This blog was written by members of the League of Women Voters of DC
District citizens do not have the liberty that folks across the US have. Liberty means the right to govern ourselves completely, at the local, state and federal level — which is how it works in the 50 states.
But the District of Columbia is not a state. Why is that a problem? Because of not being a state, the District of Columbia does not have any rights unless they are specifically allowed by Congress, since Congress exercises “exclusive Legislation in all Cases whatsoever” over the Seat of Government of the United States. In other words, unless we have statehood, we don't have access to the rights that the current 50 states enjoy.
The District of Columbia’s license plate says End Taxation Without Representation because DC citizens pay taxes (more than in 22 states) despite lacking voting representation in Congress. But the deeper problem is the fact that the federal government regularly issues laws that affect the District without the “Consent of the Governed” referenced in the Declaration of Independence. District laws are subject to the whims of Congress, meaning DC citizens can’t even control some of the most basic elements of our daily lives. Likewise, according to the Home Rule Act, any law passed by DC Council can be blocked by Congress. Congress also retains authority over DC’s budget, and the sitting US President appoints judges for the District of Columbia.
This has been a problem for centuries; for instance, it wasn’t until 1888 that the right to trial by jury was extended to District residents. It continues to this day with legislation like the recent budget bill put forth by the White House and passed by Congress, which restricts the District’s use of our locally collected tax monies to fund abortion care for low-income women. Another rider continues to prevent DC from regulating the sale of marijuana, leaving the District without the means to manage the increasingly complex set of issues surrounding the distribution of pot. In these and other cases, our health care and economy are both dependent on decisions made by people who don’t even call the District their home.

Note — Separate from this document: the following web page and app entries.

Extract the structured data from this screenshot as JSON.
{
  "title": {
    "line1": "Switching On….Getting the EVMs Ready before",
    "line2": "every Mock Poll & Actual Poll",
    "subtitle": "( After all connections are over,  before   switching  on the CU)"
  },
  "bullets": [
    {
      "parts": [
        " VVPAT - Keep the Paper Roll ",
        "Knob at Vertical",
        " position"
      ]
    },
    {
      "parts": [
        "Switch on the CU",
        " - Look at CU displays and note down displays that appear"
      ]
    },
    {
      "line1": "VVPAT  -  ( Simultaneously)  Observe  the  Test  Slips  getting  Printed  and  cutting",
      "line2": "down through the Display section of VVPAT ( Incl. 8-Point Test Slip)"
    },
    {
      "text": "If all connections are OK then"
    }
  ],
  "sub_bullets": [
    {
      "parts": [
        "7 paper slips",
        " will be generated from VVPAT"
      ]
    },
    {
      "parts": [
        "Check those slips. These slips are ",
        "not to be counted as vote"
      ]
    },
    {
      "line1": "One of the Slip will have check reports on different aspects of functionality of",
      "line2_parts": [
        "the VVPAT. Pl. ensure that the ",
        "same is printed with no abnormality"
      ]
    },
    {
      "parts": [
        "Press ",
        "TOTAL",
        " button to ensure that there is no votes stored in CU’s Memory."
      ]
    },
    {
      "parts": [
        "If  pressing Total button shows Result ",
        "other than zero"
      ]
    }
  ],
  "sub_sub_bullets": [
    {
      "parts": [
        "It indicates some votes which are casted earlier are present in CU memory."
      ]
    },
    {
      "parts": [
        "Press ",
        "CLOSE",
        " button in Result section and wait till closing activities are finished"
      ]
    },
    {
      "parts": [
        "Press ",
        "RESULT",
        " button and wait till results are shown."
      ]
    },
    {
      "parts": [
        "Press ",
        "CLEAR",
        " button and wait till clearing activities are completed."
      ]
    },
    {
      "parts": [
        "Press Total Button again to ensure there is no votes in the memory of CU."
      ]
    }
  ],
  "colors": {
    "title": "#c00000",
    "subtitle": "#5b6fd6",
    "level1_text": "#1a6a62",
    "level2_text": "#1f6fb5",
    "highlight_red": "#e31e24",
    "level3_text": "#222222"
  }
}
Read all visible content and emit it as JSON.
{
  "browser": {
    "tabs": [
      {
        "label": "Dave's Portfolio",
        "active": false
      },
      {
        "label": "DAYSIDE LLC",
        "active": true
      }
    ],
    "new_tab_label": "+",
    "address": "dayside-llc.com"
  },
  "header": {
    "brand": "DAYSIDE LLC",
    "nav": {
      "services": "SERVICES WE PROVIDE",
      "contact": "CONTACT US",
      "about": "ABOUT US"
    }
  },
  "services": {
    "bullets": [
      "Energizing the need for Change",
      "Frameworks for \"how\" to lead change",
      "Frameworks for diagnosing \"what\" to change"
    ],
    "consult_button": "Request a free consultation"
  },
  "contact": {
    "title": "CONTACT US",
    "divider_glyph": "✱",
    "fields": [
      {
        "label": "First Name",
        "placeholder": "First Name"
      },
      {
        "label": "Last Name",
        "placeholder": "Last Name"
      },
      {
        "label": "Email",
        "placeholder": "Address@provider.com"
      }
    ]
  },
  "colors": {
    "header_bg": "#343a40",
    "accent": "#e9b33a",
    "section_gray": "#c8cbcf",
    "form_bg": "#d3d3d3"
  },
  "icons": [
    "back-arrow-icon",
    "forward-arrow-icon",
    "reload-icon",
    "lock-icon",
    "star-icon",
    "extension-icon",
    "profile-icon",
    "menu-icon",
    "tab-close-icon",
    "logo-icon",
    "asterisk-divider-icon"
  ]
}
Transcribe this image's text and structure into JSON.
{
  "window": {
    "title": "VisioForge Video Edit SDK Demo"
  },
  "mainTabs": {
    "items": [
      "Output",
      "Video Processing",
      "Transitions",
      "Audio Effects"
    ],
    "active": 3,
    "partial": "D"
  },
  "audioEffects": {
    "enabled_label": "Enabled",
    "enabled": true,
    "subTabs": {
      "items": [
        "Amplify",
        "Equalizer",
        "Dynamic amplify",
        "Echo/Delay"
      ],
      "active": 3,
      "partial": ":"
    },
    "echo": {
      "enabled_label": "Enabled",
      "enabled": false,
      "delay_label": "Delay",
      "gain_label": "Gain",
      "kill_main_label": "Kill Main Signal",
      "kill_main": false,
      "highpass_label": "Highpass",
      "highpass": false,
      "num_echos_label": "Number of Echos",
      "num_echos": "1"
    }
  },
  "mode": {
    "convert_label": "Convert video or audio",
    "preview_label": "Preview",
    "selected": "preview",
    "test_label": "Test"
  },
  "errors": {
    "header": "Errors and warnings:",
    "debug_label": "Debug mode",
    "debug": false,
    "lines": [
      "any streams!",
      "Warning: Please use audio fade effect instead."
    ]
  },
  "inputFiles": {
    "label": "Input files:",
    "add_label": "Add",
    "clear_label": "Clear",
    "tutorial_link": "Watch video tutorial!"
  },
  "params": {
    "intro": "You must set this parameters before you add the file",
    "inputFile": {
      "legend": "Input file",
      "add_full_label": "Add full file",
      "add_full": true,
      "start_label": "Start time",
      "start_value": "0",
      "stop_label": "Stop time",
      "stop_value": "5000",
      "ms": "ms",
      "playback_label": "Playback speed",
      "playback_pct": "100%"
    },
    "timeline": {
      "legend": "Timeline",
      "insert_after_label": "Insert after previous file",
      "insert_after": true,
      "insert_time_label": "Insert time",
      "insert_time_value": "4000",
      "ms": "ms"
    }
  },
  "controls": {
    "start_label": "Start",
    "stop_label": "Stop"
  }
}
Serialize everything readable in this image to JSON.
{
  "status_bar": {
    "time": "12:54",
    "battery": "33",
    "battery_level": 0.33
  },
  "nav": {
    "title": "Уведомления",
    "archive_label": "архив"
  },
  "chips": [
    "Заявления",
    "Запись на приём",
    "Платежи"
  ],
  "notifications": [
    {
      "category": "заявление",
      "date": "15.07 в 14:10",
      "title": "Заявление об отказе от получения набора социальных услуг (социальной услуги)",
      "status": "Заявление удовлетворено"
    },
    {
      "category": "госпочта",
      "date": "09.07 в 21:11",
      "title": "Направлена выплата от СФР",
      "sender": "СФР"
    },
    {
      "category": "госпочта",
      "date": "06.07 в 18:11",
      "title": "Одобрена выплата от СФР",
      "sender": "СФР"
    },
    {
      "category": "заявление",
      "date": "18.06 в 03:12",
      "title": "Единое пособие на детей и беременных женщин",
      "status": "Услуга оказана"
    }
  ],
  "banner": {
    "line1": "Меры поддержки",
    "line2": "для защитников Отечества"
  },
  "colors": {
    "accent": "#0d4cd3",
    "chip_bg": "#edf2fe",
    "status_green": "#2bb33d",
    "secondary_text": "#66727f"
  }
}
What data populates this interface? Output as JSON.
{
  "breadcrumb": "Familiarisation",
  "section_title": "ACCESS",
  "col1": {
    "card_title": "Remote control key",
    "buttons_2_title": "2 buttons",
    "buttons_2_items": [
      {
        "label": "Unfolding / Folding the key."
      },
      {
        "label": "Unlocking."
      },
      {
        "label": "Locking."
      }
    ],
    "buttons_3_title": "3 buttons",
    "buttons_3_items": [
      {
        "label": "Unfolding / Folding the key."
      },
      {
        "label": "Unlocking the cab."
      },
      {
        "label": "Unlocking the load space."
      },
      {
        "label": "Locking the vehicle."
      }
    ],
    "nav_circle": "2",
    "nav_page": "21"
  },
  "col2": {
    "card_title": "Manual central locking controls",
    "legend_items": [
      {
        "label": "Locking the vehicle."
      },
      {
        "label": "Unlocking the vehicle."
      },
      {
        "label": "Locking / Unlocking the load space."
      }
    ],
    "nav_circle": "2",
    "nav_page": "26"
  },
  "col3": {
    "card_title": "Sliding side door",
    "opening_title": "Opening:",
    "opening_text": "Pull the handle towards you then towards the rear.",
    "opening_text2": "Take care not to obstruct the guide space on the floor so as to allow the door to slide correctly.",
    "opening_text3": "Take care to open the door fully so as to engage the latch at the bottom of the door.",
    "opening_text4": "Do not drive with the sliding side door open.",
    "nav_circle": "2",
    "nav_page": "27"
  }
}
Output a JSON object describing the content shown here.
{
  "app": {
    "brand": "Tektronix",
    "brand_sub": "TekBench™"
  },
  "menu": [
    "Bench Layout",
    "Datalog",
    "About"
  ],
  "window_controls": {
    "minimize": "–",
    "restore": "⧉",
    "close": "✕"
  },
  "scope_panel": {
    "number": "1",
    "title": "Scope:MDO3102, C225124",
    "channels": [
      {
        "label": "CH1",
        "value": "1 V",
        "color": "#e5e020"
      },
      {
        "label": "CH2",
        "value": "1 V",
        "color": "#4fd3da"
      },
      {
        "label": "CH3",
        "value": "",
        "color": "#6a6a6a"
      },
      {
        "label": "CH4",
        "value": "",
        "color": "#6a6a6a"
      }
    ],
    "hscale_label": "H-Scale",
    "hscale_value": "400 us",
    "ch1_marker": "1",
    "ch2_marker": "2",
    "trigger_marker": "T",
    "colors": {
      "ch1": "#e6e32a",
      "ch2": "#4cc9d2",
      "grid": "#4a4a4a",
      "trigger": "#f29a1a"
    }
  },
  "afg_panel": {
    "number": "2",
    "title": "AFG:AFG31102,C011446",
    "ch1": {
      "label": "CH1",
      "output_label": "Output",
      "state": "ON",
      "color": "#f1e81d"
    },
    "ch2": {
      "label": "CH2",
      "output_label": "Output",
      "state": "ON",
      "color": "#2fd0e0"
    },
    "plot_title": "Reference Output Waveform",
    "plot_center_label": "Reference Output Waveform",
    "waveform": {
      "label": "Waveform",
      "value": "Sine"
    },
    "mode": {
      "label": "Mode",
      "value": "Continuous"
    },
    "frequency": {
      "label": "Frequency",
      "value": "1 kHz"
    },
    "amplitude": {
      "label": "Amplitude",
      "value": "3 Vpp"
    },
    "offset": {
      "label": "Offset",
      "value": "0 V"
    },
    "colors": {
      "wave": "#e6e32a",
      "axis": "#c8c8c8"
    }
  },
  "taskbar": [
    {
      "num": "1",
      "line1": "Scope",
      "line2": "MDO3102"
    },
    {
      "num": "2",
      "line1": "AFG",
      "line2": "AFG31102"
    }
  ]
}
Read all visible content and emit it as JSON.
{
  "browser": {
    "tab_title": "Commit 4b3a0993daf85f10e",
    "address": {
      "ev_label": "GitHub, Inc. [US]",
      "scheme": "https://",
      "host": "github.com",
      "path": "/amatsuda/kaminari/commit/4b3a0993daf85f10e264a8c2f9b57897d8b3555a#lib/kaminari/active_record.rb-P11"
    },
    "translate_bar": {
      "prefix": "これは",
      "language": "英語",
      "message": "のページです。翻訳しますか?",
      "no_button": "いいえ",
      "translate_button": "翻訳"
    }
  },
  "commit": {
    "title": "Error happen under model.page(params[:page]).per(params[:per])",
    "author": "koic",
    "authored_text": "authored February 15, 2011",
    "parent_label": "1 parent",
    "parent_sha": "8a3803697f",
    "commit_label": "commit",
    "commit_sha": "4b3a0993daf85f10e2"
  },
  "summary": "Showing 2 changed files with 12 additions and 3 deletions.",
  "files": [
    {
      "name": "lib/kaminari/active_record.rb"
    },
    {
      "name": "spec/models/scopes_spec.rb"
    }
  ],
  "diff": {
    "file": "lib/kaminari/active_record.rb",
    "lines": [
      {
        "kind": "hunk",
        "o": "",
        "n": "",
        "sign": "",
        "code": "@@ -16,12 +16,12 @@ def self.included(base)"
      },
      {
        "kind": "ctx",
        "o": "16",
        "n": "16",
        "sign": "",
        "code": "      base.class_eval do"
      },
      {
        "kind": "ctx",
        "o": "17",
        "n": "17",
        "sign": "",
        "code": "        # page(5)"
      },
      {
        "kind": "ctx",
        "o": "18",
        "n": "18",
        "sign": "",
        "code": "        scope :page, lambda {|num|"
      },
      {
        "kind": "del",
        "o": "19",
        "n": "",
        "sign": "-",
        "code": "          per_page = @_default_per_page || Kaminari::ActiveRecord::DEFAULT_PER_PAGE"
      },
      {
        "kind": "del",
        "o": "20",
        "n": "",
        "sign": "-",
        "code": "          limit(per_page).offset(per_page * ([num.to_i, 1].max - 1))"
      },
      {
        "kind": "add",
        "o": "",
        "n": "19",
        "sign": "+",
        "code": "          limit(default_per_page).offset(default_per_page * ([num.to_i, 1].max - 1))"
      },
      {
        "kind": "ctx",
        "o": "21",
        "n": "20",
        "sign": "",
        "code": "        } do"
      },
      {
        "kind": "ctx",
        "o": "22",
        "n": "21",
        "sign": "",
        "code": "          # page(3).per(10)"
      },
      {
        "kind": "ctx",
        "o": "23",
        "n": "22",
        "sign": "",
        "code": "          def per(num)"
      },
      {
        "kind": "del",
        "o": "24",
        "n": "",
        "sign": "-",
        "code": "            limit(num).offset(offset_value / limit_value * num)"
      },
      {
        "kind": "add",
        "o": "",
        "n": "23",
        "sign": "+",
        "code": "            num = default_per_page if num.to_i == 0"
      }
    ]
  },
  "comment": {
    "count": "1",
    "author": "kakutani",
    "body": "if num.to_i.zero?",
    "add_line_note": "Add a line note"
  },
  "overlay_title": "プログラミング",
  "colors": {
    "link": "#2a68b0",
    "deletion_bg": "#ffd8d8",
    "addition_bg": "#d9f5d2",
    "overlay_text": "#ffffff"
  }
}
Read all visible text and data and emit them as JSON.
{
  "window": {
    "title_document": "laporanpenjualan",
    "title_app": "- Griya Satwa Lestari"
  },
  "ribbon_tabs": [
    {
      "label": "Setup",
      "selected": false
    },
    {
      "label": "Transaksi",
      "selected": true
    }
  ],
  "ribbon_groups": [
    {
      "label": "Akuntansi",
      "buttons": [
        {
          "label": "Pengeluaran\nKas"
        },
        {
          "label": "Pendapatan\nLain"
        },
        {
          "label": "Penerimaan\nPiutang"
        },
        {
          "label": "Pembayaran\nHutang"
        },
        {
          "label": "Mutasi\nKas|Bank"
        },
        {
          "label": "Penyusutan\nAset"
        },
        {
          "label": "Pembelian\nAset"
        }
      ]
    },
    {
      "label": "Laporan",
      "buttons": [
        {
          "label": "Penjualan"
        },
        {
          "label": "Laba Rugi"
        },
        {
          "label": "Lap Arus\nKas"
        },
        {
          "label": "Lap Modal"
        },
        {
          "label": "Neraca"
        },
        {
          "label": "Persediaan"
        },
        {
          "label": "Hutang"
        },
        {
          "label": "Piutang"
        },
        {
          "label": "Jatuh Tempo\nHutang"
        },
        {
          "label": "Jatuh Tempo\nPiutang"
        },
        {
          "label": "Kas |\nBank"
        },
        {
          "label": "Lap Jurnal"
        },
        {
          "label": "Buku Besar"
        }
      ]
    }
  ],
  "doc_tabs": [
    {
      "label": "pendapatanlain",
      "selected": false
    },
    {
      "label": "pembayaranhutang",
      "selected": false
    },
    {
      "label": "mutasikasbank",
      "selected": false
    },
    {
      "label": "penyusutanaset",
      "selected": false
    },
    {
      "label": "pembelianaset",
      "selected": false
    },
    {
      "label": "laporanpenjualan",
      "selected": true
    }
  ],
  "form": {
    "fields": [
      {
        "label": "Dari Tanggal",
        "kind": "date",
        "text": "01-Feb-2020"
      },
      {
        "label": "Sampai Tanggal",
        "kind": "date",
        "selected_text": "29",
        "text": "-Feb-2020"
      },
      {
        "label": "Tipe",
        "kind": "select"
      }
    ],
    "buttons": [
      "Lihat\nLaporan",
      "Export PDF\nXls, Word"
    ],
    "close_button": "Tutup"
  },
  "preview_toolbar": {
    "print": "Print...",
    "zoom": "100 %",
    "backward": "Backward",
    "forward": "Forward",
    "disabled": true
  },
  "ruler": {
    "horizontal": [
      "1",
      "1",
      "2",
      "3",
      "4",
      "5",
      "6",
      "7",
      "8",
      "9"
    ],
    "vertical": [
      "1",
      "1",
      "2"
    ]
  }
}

Our current limited home rule powers are merely a temporary delegation of authority from Congress. Congress can block any laws passed by the DC Council, and they have done so several times. They can also take back those powers anytime, like they did in 1874, when they abolished our territorial government and established the three-commissioner system for ruling the District that lasted for a century.
Without statehood, the District of Columbia is totally subject to whatever Congress decides, and the almost 700,000 people who live in DC do not have the rights they would have if they lived in a state, the basic unit of these United States.
This is why we must pass DC Statehood. The Washington DC Admission Act, S51, resolves the above issues by redrawing the boundaries of the Federal District to include only the Federal monumental core, including the White House, Capitol, Supreme Court, Mall, and monuments and the Federal buildings lining Constitution and Independence Avenues, allowing the rest of the territory to apply for statehood. In doing so, it maintains the Seat of Government of the United States under the exclusive control of Congress while admitting DC as a new state to the Union, on equal footing with all the rest.
The almost 700,000 citizens of the District of Columbia deserve to have a say in the laws that determine our daily lives. We deserve representation. Most of all, we deserve equality.
DC must become a state!
The Latest from the League
The League of Women Voters sent a statement for the record to the Senate Homeland Security and Government Affairs Committee in advance of their hearing on DC Statehood.
Without statehood, D.C. residents aren’t full citizens. We deserve to join the Union as a state whose 712,000+ people live, work, play, and taxes like everyone else.
For D.C., fighting to have our voices heard extends beyond redistricting and fair representation of our eight Wards. Fighting for fair representation also means we are working to secure D.C. Statehood.